Crazy-strict diets and irresponsible binges are just as bad. If we stop confining ourselves to narrow rules of what we can or can't do, we wouldn’t need to binge because we’d be allowed to have what we want.

Binging on processed foods is obviously not good, but feeling deprived when we don't have things and then guilty when we do is just as bad for our health and wellbeing.

This is the case outside of the diet, too. When we go through life, confined to these specific ideas of what we should be, we see others as we think they should be, too.

Just as expecting the worst from people results in a consistently negative attitudes, judging does, as well. How often do we judge everyone around us when we simply walk down the street, let alone the people with whom we actually interact?

When we start to see the beauty in people's differences, life in general seems a lot more beautiful — and easier. It's okay that your friend does things you would never EVER do, but the judgment we put on each other just closes all of our minds, blinds us to so many things and makes life much more difficult.

5. Set in your ways

Why do you take the route you take to work? When you take it, do you see it and what's around you or do you just end up at the destination and not really remember getting there? Do you actually want to be doing what you're doing, and do you like how you're doing it?

Though it's intimidating to face, you don't have to do anything, and you don't have to do anything in any specific way. Up through college, we are given directions and answers. We are told what we are supposed to be doing and to have goals in sight.

It is easy to feel stuck after this point because there are no longer directions or answers for what to do next; it becomes difficult to make the next move. You don’t have to feel that way. You don’t have to be unhappy in work, in your relationships, where you are or what you’re doing.

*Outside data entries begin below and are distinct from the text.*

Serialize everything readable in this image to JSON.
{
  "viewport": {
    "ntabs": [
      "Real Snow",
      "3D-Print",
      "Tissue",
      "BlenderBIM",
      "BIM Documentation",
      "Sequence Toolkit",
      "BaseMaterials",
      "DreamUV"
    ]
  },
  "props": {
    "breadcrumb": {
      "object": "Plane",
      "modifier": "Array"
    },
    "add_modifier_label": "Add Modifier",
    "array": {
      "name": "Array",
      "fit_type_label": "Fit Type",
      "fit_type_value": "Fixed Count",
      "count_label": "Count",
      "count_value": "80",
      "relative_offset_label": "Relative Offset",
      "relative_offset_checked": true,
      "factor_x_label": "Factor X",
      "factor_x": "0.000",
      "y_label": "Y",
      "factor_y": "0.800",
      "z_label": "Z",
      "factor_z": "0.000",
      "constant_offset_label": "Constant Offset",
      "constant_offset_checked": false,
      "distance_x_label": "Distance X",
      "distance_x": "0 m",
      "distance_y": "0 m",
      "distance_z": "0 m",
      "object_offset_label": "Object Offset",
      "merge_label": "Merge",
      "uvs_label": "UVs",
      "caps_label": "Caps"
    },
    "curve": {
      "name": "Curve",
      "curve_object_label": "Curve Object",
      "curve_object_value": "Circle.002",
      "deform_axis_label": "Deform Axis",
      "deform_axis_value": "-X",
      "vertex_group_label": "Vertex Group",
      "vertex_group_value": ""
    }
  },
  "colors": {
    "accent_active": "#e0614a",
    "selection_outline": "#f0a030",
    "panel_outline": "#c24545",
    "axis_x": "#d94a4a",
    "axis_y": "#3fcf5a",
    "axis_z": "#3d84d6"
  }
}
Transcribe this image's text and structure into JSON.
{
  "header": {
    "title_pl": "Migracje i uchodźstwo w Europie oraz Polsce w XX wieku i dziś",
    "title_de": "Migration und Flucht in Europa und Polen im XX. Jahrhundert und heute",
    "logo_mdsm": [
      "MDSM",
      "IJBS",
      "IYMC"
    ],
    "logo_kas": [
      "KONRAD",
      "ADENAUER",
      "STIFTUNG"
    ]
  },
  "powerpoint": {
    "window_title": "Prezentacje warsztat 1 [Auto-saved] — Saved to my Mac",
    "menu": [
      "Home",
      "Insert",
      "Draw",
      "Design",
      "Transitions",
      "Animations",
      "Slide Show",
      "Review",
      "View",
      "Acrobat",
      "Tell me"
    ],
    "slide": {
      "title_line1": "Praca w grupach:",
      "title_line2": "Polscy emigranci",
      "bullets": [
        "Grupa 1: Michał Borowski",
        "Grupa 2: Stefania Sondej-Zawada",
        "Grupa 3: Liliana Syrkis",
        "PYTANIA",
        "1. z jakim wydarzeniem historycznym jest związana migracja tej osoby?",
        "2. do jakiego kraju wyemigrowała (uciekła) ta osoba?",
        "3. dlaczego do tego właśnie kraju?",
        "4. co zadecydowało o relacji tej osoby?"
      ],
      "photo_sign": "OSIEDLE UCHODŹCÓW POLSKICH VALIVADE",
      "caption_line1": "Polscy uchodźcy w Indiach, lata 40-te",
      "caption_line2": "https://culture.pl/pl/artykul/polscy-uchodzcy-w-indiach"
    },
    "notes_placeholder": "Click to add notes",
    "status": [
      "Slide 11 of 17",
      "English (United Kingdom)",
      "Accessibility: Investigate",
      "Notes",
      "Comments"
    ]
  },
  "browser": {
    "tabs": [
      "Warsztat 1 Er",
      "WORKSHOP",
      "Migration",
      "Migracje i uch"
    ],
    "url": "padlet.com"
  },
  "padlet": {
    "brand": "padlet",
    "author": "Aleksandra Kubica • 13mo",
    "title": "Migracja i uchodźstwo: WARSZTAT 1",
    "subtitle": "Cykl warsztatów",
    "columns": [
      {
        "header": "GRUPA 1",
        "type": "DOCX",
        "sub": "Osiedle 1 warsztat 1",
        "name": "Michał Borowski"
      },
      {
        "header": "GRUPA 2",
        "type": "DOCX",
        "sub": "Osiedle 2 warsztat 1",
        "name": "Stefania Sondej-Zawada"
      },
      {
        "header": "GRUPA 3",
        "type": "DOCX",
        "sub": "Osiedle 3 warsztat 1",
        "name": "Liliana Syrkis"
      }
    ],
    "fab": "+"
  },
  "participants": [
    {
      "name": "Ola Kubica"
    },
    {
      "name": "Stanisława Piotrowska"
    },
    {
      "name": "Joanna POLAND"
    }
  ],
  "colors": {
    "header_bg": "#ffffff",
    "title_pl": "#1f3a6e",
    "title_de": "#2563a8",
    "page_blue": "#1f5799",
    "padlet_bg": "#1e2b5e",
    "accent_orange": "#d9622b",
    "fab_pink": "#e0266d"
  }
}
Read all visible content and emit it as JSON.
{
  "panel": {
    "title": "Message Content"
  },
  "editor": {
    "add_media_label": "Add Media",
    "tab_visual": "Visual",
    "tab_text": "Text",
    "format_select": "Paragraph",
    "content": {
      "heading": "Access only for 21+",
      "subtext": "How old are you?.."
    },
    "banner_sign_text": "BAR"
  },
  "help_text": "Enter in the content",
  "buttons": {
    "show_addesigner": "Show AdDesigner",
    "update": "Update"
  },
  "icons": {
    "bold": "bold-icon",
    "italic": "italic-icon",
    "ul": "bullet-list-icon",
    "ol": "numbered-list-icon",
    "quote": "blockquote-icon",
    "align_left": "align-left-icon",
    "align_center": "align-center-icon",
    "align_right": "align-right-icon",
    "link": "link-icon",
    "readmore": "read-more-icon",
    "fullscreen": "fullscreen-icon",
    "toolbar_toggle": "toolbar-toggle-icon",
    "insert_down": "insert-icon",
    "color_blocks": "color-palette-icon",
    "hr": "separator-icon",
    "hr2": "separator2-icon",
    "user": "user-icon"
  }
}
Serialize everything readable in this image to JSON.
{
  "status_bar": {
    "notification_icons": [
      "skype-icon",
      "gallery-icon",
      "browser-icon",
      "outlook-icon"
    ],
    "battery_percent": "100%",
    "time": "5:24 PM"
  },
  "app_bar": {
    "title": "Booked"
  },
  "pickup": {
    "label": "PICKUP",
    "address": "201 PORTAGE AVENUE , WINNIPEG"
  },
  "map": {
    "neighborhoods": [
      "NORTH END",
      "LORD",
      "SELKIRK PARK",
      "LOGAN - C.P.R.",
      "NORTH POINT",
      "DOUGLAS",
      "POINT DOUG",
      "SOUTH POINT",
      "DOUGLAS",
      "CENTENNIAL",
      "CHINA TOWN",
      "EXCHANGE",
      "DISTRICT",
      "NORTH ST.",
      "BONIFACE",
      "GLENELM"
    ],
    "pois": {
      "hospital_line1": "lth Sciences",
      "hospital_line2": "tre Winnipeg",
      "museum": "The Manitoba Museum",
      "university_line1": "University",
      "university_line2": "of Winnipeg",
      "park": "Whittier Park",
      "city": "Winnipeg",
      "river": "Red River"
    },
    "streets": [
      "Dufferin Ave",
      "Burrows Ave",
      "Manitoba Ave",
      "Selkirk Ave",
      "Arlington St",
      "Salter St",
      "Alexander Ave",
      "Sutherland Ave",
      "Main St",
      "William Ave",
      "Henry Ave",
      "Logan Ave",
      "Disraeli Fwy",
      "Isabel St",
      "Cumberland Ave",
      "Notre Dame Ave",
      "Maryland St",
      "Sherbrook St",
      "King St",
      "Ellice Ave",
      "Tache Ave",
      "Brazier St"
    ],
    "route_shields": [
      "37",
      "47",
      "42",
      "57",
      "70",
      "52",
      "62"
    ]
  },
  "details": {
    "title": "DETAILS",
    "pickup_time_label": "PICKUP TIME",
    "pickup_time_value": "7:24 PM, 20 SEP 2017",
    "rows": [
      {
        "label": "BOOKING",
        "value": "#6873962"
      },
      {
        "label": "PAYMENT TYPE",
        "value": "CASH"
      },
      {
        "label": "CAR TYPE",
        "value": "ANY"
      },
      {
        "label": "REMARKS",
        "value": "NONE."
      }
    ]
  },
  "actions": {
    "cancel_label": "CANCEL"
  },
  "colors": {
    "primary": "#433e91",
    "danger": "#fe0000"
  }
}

If you're working to save money for your “real dream,” are you really working because you're afraid to make an actual leap? Can you make that money in a job closer to what you want to do, or in one that won't make you feel miserable?

Stop doing what you think you’re supposed to be doing and think about what you really want to do in each moment. You hold the power to eliminate the fear of regret because you know that with each action you take, you consciously want in that moment.

Even with smaller, daily frustrations, there is often a solution you don’t want to see because you are stuck in your habits.

If you feel like you always do what your friends want you to do, pipe up and say what you want to do in the beginning. Or, put effort into actually setting up your plans. Pause when you are frustrated with any aspect of your life; take a step back and look at what you're doing.

6. You don't let go.

Sh*t happens. The worst thing you can do for yourself is not let go.

We do so many things that make our lives incredibly difficult, and they are in our control. There will also always be things that are not in our control. Look at the situation and realize that if it's not in your control, you cannot let it consume you.

If a bird poops on you on your way to work, will you let it ruin your day? Consider it.

Photo Courtesy: Luke Gram